A brilliant and provocative work of cultural argument and analysis, Why Education Is Useless brings in materials from literature, philosophy, art, film, and other fields and proceeds from the assumption that hostility to education is an extremely complex phenomenon, both historically and in contemporary American life. According to Cottom, we must understand the perdurable appeal of this antagonism if we are to have any chance of recognizing its manifestations—and countering them.

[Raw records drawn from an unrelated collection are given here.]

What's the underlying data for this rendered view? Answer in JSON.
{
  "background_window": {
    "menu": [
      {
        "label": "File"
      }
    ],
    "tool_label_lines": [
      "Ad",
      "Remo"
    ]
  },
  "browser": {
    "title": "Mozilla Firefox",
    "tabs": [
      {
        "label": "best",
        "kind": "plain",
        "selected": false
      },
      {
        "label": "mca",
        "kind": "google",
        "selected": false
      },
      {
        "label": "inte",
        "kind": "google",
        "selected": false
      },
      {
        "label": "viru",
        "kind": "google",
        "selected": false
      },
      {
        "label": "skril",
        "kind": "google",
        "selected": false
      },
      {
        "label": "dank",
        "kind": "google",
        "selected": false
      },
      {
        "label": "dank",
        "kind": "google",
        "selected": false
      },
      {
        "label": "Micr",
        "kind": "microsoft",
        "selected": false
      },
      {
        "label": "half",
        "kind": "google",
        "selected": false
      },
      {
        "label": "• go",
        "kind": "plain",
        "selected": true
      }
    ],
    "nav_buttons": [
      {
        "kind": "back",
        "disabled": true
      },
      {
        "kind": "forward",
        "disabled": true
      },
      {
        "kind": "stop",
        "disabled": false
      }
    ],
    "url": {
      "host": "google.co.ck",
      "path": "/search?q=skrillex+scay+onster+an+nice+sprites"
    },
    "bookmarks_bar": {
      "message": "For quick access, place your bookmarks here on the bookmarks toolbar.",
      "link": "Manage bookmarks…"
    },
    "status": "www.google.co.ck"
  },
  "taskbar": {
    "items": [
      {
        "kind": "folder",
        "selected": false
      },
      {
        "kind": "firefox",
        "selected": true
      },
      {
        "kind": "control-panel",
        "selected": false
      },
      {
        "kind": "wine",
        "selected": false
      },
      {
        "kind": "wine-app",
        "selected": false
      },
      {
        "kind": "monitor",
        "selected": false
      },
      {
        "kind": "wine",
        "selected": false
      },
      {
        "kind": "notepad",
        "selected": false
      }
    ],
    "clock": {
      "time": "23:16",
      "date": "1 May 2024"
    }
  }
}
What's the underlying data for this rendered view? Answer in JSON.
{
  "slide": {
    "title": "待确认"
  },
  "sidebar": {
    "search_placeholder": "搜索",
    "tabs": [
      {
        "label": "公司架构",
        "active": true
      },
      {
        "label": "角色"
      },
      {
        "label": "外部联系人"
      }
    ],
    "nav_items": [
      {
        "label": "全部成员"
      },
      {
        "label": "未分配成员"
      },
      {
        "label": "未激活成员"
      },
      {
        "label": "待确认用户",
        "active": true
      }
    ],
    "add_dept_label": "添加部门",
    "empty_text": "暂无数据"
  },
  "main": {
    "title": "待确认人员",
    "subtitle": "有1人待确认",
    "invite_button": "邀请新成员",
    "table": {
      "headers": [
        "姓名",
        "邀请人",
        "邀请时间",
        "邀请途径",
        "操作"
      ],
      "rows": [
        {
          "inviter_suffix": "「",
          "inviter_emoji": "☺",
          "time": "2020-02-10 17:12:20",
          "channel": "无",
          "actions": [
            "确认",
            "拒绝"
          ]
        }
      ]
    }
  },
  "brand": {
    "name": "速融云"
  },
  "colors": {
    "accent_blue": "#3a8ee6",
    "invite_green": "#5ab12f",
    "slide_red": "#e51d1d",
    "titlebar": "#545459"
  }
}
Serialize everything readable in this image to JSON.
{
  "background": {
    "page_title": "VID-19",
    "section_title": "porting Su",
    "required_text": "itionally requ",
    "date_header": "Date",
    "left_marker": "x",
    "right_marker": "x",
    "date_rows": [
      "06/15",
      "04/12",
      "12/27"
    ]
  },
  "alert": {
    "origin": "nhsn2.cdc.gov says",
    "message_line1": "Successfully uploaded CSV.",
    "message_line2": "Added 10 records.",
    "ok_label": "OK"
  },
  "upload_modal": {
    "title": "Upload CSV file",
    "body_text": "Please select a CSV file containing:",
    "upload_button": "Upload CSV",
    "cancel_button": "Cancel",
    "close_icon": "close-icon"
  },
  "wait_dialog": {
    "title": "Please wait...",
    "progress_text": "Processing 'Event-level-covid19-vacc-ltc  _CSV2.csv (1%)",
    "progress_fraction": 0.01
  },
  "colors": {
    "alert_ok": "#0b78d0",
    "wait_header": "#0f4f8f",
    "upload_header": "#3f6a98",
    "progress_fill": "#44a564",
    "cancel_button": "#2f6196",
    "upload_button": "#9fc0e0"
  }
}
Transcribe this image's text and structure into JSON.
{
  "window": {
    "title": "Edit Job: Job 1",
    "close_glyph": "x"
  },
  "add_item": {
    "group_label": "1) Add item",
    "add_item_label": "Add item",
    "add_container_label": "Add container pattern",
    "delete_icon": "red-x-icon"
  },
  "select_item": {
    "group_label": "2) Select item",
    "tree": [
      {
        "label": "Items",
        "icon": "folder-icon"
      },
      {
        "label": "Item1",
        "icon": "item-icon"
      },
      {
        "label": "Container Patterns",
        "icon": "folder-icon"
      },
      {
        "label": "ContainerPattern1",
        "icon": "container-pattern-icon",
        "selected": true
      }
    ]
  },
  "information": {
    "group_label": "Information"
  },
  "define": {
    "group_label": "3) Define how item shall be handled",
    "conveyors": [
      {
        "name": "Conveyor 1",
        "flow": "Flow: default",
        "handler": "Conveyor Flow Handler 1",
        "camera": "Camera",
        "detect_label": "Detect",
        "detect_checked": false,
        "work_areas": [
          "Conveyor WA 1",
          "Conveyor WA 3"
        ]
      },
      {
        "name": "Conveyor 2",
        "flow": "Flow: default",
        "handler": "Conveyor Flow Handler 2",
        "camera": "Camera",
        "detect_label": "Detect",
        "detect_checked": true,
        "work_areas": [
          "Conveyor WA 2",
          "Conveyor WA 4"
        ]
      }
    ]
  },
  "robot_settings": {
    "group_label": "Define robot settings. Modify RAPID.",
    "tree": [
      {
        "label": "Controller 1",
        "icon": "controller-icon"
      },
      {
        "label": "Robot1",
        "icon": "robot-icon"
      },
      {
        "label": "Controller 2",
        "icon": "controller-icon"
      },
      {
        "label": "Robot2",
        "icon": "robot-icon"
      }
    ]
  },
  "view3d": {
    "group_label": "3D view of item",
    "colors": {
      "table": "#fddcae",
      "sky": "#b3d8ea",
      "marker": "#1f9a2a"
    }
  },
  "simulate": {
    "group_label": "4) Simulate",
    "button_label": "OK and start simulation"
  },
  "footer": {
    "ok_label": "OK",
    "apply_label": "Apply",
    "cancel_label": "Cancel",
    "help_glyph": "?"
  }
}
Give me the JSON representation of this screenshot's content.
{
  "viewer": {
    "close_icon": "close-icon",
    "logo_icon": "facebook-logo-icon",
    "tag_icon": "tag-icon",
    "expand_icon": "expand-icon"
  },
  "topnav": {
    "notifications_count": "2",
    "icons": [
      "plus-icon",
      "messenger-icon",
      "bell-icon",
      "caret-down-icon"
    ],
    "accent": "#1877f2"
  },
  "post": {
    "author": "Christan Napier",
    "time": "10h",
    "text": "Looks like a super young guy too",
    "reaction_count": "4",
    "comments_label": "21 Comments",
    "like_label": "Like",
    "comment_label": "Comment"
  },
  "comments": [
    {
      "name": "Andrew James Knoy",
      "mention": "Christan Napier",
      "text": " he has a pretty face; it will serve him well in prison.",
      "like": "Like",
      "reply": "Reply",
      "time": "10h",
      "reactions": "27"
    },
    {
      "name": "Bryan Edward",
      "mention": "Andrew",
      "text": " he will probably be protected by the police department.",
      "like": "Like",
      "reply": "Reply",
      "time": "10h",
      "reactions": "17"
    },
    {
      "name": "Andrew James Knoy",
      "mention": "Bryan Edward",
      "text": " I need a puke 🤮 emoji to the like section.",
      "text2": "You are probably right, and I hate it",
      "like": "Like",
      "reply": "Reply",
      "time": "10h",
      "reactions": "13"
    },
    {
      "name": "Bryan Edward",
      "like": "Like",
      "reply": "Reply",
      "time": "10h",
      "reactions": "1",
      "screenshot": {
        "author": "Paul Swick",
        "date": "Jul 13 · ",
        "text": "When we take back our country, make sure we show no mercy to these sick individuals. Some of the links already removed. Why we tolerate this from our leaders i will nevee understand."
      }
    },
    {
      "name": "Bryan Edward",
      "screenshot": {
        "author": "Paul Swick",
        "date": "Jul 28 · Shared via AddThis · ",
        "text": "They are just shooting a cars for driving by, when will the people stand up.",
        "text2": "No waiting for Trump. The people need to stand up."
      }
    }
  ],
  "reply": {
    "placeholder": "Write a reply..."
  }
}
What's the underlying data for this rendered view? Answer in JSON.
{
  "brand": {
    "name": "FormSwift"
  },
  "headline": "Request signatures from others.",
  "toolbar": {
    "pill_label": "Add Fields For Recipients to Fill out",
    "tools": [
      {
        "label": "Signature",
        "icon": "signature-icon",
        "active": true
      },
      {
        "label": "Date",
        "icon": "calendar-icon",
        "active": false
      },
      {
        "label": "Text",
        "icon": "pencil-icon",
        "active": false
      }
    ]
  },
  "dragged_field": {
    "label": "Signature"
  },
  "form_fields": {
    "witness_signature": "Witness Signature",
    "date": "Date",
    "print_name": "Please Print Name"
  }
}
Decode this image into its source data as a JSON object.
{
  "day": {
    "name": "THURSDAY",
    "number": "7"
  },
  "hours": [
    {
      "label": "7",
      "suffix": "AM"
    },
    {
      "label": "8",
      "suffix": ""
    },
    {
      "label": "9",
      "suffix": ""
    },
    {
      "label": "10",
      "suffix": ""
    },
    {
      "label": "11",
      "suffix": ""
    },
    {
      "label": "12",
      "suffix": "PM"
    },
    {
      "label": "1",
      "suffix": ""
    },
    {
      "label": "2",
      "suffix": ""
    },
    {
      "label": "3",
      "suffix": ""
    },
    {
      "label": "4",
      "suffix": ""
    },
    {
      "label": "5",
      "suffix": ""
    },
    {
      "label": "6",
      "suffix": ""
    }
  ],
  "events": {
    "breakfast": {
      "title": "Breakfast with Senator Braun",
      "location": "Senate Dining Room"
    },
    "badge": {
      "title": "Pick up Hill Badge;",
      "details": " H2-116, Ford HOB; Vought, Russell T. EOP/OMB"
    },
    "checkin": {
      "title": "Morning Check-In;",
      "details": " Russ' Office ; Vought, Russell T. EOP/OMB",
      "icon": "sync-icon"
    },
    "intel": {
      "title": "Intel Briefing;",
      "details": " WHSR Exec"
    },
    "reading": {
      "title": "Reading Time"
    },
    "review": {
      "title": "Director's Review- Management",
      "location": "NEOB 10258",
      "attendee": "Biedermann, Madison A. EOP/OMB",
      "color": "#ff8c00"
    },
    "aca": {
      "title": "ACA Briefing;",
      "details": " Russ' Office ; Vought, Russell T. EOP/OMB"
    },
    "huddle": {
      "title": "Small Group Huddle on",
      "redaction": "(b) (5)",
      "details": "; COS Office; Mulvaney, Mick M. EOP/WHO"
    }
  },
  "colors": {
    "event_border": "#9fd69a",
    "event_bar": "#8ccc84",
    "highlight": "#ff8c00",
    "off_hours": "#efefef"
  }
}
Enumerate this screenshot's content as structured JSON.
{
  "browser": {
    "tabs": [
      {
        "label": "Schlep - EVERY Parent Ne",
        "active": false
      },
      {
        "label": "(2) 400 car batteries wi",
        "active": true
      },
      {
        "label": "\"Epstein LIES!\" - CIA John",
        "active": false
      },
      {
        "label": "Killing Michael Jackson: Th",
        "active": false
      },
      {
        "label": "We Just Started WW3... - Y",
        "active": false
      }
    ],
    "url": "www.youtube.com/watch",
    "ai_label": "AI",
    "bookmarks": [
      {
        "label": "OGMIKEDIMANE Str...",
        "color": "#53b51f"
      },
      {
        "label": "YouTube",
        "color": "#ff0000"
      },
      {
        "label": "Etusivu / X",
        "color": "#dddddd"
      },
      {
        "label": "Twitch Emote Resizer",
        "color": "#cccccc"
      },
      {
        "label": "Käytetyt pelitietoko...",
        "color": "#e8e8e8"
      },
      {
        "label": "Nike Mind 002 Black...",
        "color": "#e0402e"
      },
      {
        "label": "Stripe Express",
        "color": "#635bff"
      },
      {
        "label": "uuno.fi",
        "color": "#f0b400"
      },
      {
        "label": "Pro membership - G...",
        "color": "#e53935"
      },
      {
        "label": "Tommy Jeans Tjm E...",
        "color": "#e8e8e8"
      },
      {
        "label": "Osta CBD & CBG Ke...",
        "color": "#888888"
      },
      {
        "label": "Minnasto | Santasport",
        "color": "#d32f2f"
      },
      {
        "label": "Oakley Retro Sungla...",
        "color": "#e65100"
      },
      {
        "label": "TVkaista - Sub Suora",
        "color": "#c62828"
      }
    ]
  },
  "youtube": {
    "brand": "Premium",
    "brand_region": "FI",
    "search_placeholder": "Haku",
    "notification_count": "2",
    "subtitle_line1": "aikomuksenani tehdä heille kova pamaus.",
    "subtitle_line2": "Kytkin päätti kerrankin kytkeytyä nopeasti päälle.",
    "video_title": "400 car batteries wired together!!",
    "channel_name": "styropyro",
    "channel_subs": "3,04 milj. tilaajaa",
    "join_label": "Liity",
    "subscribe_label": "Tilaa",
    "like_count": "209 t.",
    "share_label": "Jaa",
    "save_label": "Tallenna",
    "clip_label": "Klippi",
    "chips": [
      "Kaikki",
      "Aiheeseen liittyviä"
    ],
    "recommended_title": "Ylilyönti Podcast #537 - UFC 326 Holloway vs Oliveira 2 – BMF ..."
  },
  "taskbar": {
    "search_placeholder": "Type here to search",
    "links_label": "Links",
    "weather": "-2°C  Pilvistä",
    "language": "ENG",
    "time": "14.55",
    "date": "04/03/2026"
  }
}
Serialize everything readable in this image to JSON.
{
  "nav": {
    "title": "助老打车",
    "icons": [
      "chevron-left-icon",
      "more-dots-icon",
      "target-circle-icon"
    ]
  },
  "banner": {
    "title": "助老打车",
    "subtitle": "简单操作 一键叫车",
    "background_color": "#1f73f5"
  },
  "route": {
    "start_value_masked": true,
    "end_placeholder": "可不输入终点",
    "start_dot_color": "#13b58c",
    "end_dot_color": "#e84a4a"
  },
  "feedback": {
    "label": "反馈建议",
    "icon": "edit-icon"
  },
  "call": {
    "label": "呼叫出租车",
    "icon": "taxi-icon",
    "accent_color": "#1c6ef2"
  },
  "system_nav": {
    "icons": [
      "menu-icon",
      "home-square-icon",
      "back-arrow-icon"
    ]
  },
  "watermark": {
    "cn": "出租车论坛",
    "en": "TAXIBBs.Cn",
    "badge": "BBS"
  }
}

Ranging in reference from Montaigne to George Bush, from Sappho to Timothy McVeigh, Why Education Is Useless is a lively investigation of a notion that has persisted from antiquity through the Renaissance and into the modern era, when the debate over the relative advantages of a liberal and a useful education first arose. Facing head on the conception of utility articulated in the nineteenth century by John Stuart Mill, and directly opposing the hostile conceptions of inutility that have been popularized in recent decades by such ideologues as Allan Bloom, Harold Bloom, and John Ellis, Cottom contends that education must indeed be "useless" if it is to be worthy of its name.
Education, Religion and Identity
Education is an important tool for the development of human potential. Organizations and individuals interested in development consider knowledge, skills and attitudes, obtained through formal, non-formal and incidental learning, as invaluable assets. Therefore, it is necessary to reflect on fundamental elements that shape the process through which education is attained: How do people learn, and what are the conditions that facilitate effective learning? Answers to these questions demonstrate that no education can be politically neutral, because there is no value-free education. The traditional or indigenous education systems in Nigeria, which covered (and still cover) physical training, development of character, respect for elders and peers, development of intellectual skills, specific vocational trainings, developing a sense of belonging and participation in community affairs, and understanding, appreciating and promoting the cultural heritage of the community were, and are, not value-free. In other words, the goals and purpose of education, the content, the entire process and the procedures chosen for evaluation in education are all value-laden. This book attempts to show that the teaching-learning process in higher education, and religion, taught and learned through non-formal and informal education (or the hidden curriculum), and other socialization processes within and outside the formal school system, all interface to determine the persons that women become. This education enhances or limits womenís capabilities, whether in the civic-political sphere or in their attempts to resist violence. Hence, education and religion have ways of empowering or disempowering women.
Local and Global Expressions
Youth, Education, and Marginality: Local and Global Expressions is a close examination of the lives of marginalized young people in schools. Essays by scholars and educators provide international insights grounded in educational and community practice and policy. They cover the range and intersections of marginalization: poverty, Aboriginal cultures, immigrants and newcomers, gay/lesbian youth, rural—urban divides, mental health, and so forth. Presenting challenges faced by marginalized youth alongside initiatives for mitigating their impact, the contributors critique existing systems and engage in a dialogue about where to go from here.
Youth poetry, prose, and visual art complement the essays.